The Hybrid Detector (HyD) is a chimera of both technologies. It dexterously combines these two concepts and maintains the beneficial features of both:
- short and equal pulses
- extremely low noise, and
- a large dynamic range.
A true confocal scanning microscope focuses the light for illumination into a single spot. In order to generate a two-dimensional image, this spot must be scanned in x and y directions over the sample. Although the scanning machinery requires some efforts in design and manufacturing, the sensor can be a single device, as compared to widefield camera chips, that must provide as many sensor elements in parallel with picture elements (pixels) that are requested. As no xy-readout electronics are needed, single-spot sensors feature better signal to noise ratio as compared to array-detectors.
Photomultiplier tubes (PMT)
Probably the best-known sensor for confocal imaging so far, is the classical PMT (Fig 01), which started its career more than 80 years ago in the early 1930’s. It is based on the photoelectric effect, first described by H. Hertz and interpreted by A. Einstein.
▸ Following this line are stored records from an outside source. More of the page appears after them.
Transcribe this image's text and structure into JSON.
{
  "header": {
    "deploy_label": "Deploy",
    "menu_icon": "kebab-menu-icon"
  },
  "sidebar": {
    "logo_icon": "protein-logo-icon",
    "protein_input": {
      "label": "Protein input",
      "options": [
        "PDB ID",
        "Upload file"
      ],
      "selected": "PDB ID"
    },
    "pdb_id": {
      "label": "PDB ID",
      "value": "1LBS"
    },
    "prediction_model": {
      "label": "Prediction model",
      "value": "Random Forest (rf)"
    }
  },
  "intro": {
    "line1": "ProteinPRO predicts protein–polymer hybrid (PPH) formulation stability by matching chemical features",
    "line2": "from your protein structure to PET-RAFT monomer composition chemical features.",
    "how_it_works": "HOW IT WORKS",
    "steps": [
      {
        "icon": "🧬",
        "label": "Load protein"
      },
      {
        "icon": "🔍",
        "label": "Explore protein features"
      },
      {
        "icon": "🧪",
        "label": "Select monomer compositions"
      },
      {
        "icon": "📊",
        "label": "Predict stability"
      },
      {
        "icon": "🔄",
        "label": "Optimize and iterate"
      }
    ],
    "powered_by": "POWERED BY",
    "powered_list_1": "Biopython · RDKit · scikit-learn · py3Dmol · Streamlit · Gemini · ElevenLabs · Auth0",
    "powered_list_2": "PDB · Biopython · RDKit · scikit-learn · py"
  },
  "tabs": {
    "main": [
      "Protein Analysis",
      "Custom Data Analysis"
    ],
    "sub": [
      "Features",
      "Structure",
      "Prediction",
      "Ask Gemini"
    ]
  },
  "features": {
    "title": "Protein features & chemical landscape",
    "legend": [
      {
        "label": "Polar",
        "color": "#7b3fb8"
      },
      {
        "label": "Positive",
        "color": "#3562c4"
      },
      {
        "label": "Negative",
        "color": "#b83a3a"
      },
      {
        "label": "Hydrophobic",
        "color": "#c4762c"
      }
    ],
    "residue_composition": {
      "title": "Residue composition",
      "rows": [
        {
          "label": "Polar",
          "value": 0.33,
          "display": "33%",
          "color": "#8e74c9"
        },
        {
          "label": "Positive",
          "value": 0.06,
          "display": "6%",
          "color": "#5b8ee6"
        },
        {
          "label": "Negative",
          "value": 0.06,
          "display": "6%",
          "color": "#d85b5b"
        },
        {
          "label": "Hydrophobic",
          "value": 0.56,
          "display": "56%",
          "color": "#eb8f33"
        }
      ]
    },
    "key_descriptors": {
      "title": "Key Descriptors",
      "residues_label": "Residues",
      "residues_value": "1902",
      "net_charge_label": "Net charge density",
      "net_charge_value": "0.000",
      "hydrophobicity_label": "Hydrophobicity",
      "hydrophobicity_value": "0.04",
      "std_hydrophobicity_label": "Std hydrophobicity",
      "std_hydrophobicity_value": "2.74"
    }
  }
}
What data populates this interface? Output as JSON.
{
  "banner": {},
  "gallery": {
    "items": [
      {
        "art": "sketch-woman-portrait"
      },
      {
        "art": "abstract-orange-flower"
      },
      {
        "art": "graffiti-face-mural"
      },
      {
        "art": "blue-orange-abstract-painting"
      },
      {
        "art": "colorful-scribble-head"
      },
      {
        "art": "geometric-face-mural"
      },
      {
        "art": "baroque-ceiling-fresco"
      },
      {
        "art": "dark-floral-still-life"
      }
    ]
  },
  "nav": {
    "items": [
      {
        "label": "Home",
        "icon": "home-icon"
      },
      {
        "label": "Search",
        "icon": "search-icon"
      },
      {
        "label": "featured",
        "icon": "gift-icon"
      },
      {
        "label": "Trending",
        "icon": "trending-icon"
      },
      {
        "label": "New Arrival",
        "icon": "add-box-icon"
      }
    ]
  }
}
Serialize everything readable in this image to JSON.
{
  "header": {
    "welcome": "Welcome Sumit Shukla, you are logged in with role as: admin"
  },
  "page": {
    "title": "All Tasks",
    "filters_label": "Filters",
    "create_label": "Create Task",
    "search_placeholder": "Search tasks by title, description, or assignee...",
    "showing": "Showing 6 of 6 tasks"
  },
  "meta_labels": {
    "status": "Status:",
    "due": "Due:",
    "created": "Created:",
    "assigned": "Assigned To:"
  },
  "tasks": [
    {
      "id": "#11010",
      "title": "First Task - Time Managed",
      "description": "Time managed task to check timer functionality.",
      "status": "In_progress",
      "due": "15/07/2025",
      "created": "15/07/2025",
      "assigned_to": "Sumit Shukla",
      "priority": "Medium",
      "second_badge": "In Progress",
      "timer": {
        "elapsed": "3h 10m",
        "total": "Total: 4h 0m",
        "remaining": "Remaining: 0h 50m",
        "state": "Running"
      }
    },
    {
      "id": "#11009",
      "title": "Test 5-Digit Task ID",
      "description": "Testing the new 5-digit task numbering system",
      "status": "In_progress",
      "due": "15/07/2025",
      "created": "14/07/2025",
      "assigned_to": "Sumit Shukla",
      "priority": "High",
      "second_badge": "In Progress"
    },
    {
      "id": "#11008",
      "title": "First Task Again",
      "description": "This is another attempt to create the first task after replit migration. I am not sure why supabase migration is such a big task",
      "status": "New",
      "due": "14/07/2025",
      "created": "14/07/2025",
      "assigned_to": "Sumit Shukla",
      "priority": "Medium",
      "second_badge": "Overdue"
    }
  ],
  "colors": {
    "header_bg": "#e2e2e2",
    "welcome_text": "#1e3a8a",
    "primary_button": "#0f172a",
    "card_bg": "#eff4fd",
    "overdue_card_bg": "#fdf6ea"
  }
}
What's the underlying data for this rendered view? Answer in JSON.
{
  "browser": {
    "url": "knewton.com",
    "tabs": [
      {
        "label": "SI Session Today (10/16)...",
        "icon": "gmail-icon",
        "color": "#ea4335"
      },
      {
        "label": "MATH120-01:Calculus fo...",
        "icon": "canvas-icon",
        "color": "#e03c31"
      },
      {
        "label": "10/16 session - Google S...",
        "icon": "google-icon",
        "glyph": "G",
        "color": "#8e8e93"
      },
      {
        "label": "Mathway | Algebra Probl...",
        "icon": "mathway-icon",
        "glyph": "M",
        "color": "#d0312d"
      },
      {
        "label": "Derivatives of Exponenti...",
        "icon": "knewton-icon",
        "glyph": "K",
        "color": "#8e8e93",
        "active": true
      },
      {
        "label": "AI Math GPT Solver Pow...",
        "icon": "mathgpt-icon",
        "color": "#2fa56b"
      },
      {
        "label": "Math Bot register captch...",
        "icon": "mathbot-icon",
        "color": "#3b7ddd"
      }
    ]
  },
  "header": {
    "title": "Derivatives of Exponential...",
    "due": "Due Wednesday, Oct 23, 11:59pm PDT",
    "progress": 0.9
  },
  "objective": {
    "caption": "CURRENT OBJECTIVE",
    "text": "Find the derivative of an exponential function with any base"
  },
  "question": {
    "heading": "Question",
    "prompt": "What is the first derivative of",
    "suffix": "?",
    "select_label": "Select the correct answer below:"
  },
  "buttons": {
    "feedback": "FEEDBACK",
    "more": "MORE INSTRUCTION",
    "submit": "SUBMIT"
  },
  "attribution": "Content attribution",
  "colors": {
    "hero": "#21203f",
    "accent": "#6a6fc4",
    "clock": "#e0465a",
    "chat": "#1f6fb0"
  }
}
A photo cathode, usually a layer of alkali-atoms that can release electrons readily upon absorption of a photon, is exposed to the source of radiation (here, the light is focused onto the photocathode). Best performance in terms of quantum efficiency in the visible range is achieved with Gallium arsenide phosphide cathodes (